Why are our estimates always too low?

At last week’s Test Management Forum, Susan Windsor introduced a lively session on estimation – from the top down. All good stuff. But during the discussion, I was reminded of a funny story (well I thought it was funny at the time).

Maybe twenty years ago (my memory isn’t as good as it used to be), I was working at a telecoms company as a development team leader. Around 7pm one evening, I was sat opposite my old friend Hugh. The office was quiet, we were the only people still there. He was tidying up some documentation, I was trying to get some stubborn bug fixed (I’m guessing here). Anyway. Along came the IT director. He was going home and he paused at our desks to say hello, how’s it going etc.

Hugh gave him a brief review of progress and said in closing, “we go live a week on Friday – two weeks early”. Our IT director was pleased but then highly perplexed. His response was, “this project is seriously ahead of schedule”. Off he went scratching his head. As the lift doors closed, Hugh and I burst out laughing. This situation had never arisen before. What a problem to dump on him! How would he deal with this challenge? What could he possibly tell the business? It could be the end of his career! Delivering early? Unheard of!

It’s a true story, honestly. But what it also reminded me of was that if estimation is an approximate process, our errors in estimation in the long run (over or under estimation) expressed as a percentage under or over, should balance statistically around a mean value of zero, and that mean would represent the average actual time or cost it took for our projects to deliver.

Statistically, if we are dealing with a project that is delayed (or advanced!) by unpredictable, unplanned events, we should be overestimating as much as we under estimate, shouldn’t we? But clearly this isn’t the case. Overestimation, and delivering early is a situation so rare, it’s almost unheard of. Why is this? Here’s a stab at a few reasons why we consistently ‘underestimate’.

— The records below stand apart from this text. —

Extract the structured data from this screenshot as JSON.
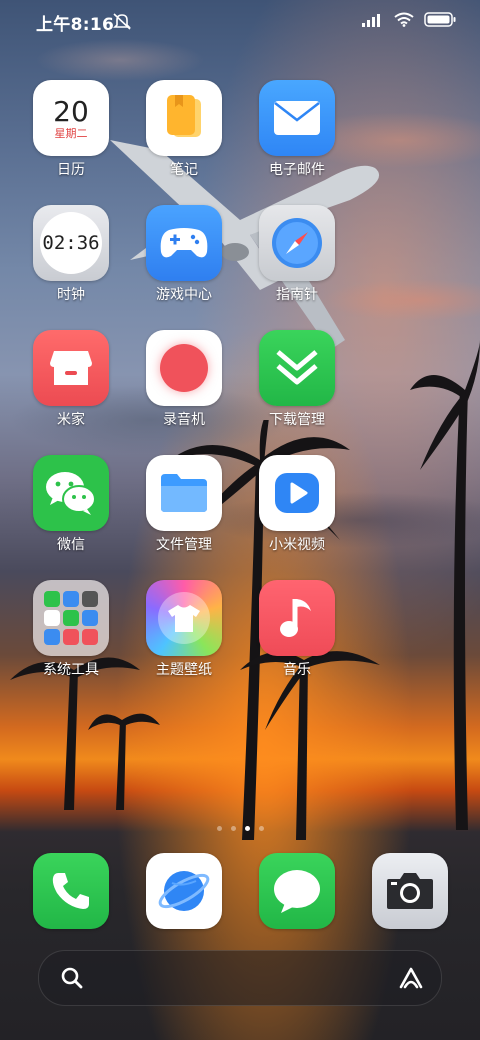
{
  "status_bar": {
    "time": "上午8:16",
    "icons": [
      "alarm-off-icon",
      "signal-icon",
      "wifi-icon",
      "battery-icon"
    ]
  },
  "calendar": {
    "day": "20",
    "weekday": "星期二"
  },
  "clock": {
    "time": "02:36"
  },
  "apps": {
    "calendar": "日历",
    "notes": "笔记",
    "email": "电子邮件",
    "clock": "时钟",
    "game_center": "游戏中心",
    "compass": "指南针",
    "mijia": "米家",
    "recorder": "录音机",
    "downloads": "下载管理",
    "wechat": "微信",
    "file_manager": "文件管理",
    "mi_video": "小米视频",
    "system_tools": "系统工具",
    "themes": "主题壁纸",
    "music": "音乐"
  },
  "dock": [
    "phone-icon",
    "browser-icon",
    "messages-icon",
    "camera-icon"
  ],
  "pagination": {
    "total": 3,
    "active": 2
  },
  "search": {
    "left_icon": "search-icon",
    "right_icon": "assistant-icon"
  },
  "colors": {
    "wechat": "#2DC24A",
    "downloads": "#2DC24A",
    "music": "#F0525B",
    "mijia": "#F0525B"
  }
}
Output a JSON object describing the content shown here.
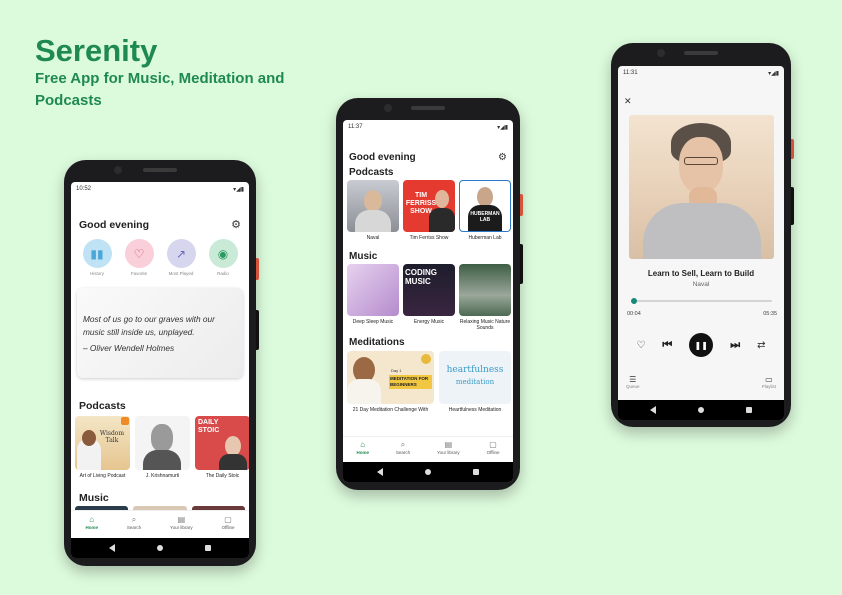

First, (and possibly foremost) is we don’t underestiate at all. Our estimates are reasonably accurate, but consistently we get squeezed to fit with pre-defined timescales or budgets. We ask for six people for eight weeks, but we get four people for four weeks. How does this happen? If we’ve been honest in our estimates, surely we should negotiate a scope reduction if our bid for resources or time is rejected? Whether we descope a selection of tests or not, when the time comes to deliver, our testing is unfinished. Of course, go live is a bumpy period – production is where the remaining bugs are encountered and fixed in a desperate phase of recovery. To achieve a reasonable level of stability takes as long as we predicted. We just delivered too early.

Secondly, we are forced to estimate optimistically. Breakthroughs, which are few and far between are assumed to be certainties. Of course, the last project, which was so troublesome, was an anomaly and it will always be better next time. Of course, this is nonsense. One definition of madness is to expect a different outcome from the same situation and inputs.

Thirdly, our estimates are irrelevant. Unless the project can deliver in some mysterious predetermined time and cost contraints, it won’t happen at all. Where the vested interests of individuals dominate, it could conceivably be better for a supplier to overcommit, and live with a loss-making, troublesome post-go live situation. In the same vein, the customer may actually decide to proceed with a no-hoper project because certain individuals’ reputation, credibility and perhaps jobs depend on the go live dates. Remarkable as it may seem, individuals within customer and supplier companies may actually collude to stage a doomed project that doesn’t benefit the customer and loses the supplier money. Just call me cynical.

Assuming project teams aren’t actually incompetent, it’s reasonable to assume that project execution is never ‘wrong’ – execution just takes as long as it takes. There are only errors in estimation. Unfortunately, estimators are suppressed, overruled, pressured into aligning their activities with imposed budgets and timescales, and they appear to have been wrong.